Copy the entries below word for word, minus the pictures.

Entries from a dataset of interfaces:
::::::::::

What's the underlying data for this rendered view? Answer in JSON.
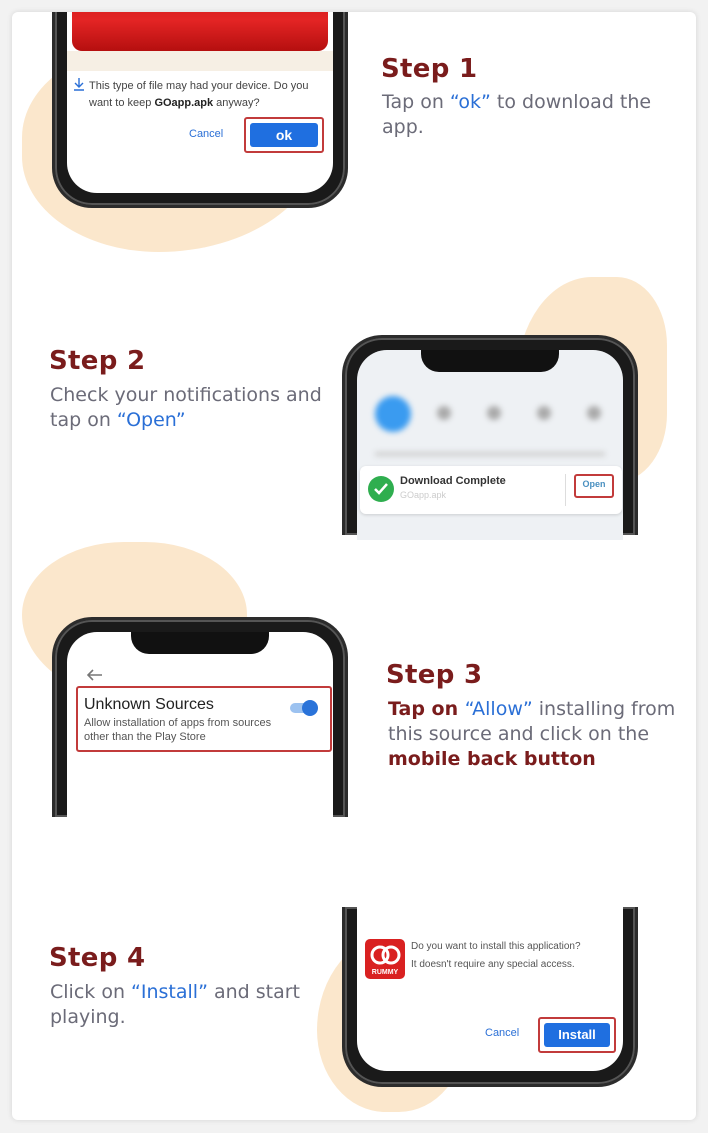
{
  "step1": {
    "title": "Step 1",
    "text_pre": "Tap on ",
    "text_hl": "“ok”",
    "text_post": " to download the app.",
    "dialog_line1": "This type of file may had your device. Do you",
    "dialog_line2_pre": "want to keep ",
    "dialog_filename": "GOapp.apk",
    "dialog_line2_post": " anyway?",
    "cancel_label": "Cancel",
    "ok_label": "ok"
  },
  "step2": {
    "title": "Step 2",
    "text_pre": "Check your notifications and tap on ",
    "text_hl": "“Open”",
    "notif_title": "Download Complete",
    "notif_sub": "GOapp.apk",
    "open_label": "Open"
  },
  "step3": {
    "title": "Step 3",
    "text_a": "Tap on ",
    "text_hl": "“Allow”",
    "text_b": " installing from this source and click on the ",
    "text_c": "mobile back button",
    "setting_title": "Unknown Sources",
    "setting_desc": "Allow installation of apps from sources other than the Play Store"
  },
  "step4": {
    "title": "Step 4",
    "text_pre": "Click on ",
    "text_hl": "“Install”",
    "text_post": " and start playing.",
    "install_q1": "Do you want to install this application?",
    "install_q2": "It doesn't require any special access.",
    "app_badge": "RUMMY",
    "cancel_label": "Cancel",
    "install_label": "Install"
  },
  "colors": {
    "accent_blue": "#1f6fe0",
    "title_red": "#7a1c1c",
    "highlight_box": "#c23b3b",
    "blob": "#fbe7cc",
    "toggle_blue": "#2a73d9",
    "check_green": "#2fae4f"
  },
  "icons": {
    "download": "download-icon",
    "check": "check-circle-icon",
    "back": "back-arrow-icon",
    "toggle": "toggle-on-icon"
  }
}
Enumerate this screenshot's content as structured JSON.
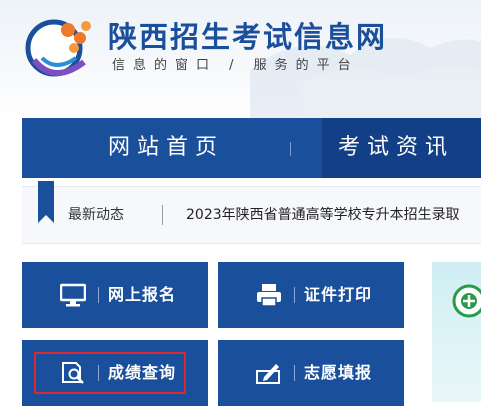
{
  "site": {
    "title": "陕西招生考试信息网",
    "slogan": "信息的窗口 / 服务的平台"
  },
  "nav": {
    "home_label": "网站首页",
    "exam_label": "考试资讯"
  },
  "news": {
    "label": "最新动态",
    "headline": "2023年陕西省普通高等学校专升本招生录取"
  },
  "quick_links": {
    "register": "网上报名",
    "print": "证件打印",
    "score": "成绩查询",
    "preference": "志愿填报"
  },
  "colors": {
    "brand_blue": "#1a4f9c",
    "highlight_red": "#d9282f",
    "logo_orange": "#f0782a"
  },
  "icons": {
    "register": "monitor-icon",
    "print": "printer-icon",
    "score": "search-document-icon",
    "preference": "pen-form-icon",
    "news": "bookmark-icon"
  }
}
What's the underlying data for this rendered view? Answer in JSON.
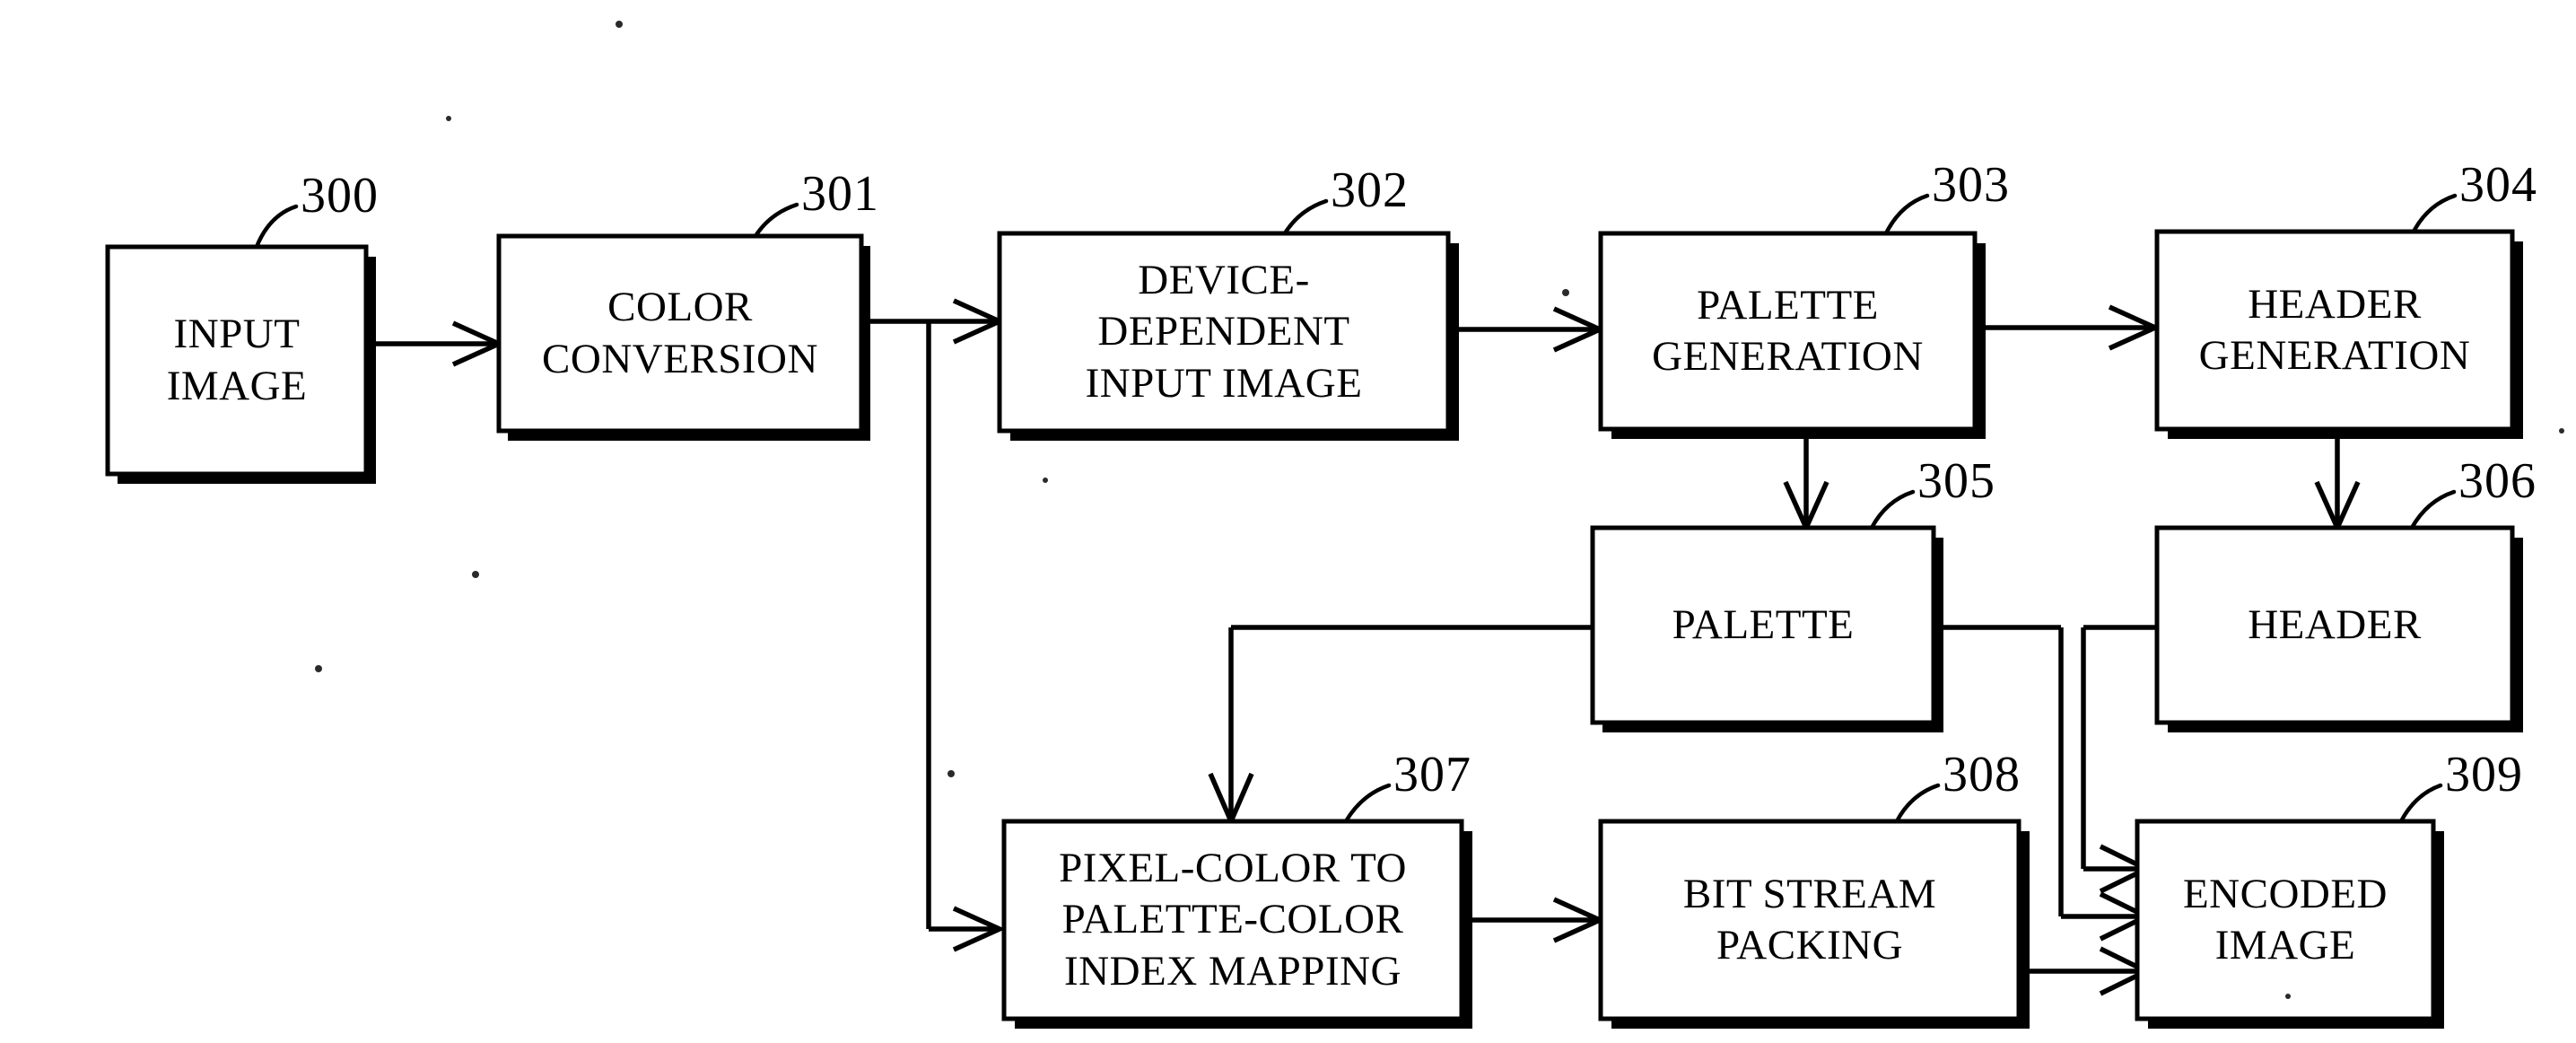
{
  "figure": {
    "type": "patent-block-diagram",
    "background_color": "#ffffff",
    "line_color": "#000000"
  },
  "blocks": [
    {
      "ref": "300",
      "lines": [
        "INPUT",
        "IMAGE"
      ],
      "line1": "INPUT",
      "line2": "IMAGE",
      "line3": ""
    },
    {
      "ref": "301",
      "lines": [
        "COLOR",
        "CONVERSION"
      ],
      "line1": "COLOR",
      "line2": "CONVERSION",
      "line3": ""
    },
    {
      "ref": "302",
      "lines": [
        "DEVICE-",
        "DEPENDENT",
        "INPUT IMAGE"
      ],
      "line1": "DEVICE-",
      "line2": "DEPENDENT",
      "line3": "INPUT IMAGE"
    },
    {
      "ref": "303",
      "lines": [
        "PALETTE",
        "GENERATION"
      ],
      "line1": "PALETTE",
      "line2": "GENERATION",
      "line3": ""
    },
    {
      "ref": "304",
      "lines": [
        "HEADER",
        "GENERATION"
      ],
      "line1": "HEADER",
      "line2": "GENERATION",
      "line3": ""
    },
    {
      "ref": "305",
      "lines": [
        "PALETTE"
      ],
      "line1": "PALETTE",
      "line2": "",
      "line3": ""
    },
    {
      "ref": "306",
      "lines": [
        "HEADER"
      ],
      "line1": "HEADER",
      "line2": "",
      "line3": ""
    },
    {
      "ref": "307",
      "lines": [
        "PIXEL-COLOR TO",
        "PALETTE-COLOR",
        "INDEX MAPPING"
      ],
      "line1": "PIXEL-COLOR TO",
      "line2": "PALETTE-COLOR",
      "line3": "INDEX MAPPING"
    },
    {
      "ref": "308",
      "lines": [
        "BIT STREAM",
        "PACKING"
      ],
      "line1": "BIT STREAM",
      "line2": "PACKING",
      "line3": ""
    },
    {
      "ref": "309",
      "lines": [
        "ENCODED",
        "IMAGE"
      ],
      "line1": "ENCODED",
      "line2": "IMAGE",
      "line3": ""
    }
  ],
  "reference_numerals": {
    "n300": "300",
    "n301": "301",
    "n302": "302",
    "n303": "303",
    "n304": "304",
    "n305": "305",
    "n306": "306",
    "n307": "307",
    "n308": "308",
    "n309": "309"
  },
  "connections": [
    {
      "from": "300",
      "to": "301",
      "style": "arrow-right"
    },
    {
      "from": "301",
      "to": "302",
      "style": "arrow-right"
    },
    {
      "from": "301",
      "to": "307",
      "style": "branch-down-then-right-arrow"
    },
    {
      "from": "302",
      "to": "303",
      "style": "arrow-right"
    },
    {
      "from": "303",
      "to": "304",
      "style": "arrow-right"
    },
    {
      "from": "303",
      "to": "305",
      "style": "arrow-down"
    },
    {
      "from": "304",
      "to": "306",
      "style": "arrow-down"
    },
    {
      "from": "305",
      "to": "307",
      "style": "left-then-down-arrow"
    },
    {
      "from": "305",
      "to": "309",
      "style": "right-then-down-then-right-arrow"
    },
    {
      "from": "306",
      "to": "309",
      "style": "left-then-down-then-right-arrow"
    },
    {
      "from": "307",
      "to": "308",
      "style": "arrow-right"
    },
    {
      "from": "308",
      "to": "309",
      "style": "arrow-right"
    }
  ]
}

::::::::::

Answer area:
What's the underlying data for this rendered view? Answer in JSON.
{
  "step1": {
    "title": "Step 1",
    "text_pre": "Tap on ",
    "text_hl": "“ok”",
    "text_post": " to download the app.",
    "dialog_line1": "This type of file may had your device. Do you",
    "dialog_line2_pre": "want to keep ",
    "dialog_filename": "GOapp.apk",
    "dialog_line2_post": " anyway?",
    "cancel_label": "Cancel",
    "ok_label": "ok"
  },
  "step2": {
    "title": "Step 2",
    "text_pre": "Check your notifications and tap on ",
    "text_hl": "“Open”",
    "notif_title": "Download Complete",
    "notif_sub": "GOapp.apk",
    "open_label": "Open"
  },
  "step3": {
    "title": "Step 3",
    "text_a": "Tap on ",
    "text_hl": "“Allow”",
    "text_b": " installing from this source and click on the ",
    "text_c": "mobile back button",
    "setting_title": "Unknown Sources",
    "setting_desc": "Allow installation of apps from sources other than the Play Store"
  },
  "step4": {
    "title": "Step 4",
    "text_pre": "Click on ",
    "text_hl": "“Install”",
    "text_post": " and start playing.",
    "install_q1": "Do you want to install this application?",
    "install_q2": "It doesn't require any special access.",
    "app_badge": "RUMMY",
    "cancel_label": "Cancel",
    "install_label": "Install"
  },
  "colors": {
    "accent_blue": "#1f6fe0",
    "title_red": "#7a1c1c",
    "highlight_box": "#c23b3b",
    "blob": "#fbe7cc",
    "toggle_blue": "#2a73d9",
    "check_green": "#2fae4f"
  },
  "icons": {
    "download": "download-icon",
    "check": "check-circle-icon",
    "back": "back-arrow-icon",
    "toggle": "toggle-on-icon"
  }
}
Enumerate this screenshot's content as structured JSON.
{
  "site": {
    "title": "陕西招生考试信息网",
    "slogan": "信息的窗口 / 服务的平台"
  },
  "nav": {
    "home_label": "网站首页",
    "exam_label": "考试资讯"
  },
  "news": {
    "label": "最新动态",
    "headline": "2023年陕西省普通高等学校专升本招生录取"
  },
  "quick_links": {
    "register": "网上报名",
    "print": "证件打印",
    "score": "成绩查询",
    "preference": "志愿填报"
  },
  "colors": {
    "brand_blue": "#1a4f9c",
    "highlight_red": "#d9282f",
    "logo_orange": "#f0782a"
  },
  "icons": {
    "register": "monitor-icon",
    "print": "printer-icon",
    "score": "search-document-icon",
    "preference": "pen-form-icon",
    "news": "bookmark-icon"
  }
}
What's the underlying data for this rendered view? Answer in JSON.
{
  "figure": {
    "type": "patent-block-diagram",
    "background_color": "#ffffff",
    "line_color": "#000000"
  },
  "blocks": [
    {
      "ref": "300",
      "lines": [
        "INPUT",
        "IMAGE"
      ],
      "line1": "INPUT",
      "line2": "IMAGE",
      "line3": ""
    },
    {
      "ref": "301",
      "lines": [
        "COLOR",
        "CONVERSION"
      ],
      "line1": "COLOR",
      "line2": "CONVERSION",
      "line3": ""
    },
    {
      "ref": "302",
      "lines": [
        "DEVICE-",
        "DEPENDENT",
        "INPUT IMAGE"
      ],
      "line1": "DEVICE-",
      "line2": "DEPENDENT",
      "line3": "INPUT IMAGE"
    },
    {
      "ref": "303",
      "lines": [
        "PALETTE",
        "GENERATION"
      ],
      "line1": "PALETTE",
      "line2": "GENERATION",
      "line3": ""
    },
    {
      "ref": "304",
      "lines": [
        "HEADER",
        "GENERATION"
      ],
      "line1": "HEADER",
      "line2": "GENERATION",
      "line3": ""
    },
    {
      "ref": "305",
      "lines": [
        "PALETTE"
      ],
      "line1": "PALETTE",
      "line2": "",
      "line3": ""
    },
    {
      "ref": "306",
      "lines": [
        "HEADER"
      ],
      "line1": "HEADER",
      "line2": "",
      "line3": ""
    },
    {
      "ref": "307",
      "lines": [
        "PIXEL-COLOR TO",
        "PALETTE-COLOR",
        "INDEX MAPPING"
      ],
      "line1": "PIXEL-COLOR TO",
      "line2": "PALETTE-COLOR",
      "line3": "INDEX MAPPING"
    },
    {
      "ref": "308",
      "lines": [
        "BIT STREAM",
        "PACKING"
      ],
      "line1": "BIT STREAM",
      "line2": "PACKING",
      "line3": ""
    },
    {
      "ref": "309",
      "lines": [
        "ENCODED",
        "IMAGE"
      ],
      "line1": "ENCODED",
      "line2": "IMAGE",
      "line3": ""
    }
  ],
  "reference_numerals": {
    "n300": "300",
    "n301": "301",
    "n302": "302",
    "n303": "303",
    "n304": "304",
    "n305": "305",
    "n306": "306",
    "n307": "307",
    "n308": "308",
    "n309": "309"
  },
  "connections": [
    {
      "from": "300",
      "to": "301",
      "style": "arrow-right"
    },
    {
      "from": "301",
      "to": "302",
      "style": "arrow-right"
    },
    {
      "from": "301",
      "to": "307",
      "style": "branch-down-then-right-arrow"
    },
    {
      "from": "302",
      "to": "303",
      "style": "arrow-right"
    },
    {
      "from": "303",
      "to": "304",
      "style": "arrow-right"
    },
    {
      "from": "303",
      "to": "305",
      "style": "arrow-down"
    },
    {
      "from": "304",
      "to": "306",
      "style": "arrow-down"
    },
    {
      "from": "305",
      "to": "307",
      "style": "left-then-down-arrow"
    },
    {
      "from": "305",
      "to": "309",
      "style": "right-then-down-then-right-arrow"
    },
    {
      "from": "306",
      "to": "309",
      "style": "left-then-down-then-right-arrow"
    },
    {
      "from": "307",
      "to": "308",
      "style": "arrow-right"
    },
    {
      "from": "308",
      "to": "309",
      "style": "arrow-right"
    }
  ]
}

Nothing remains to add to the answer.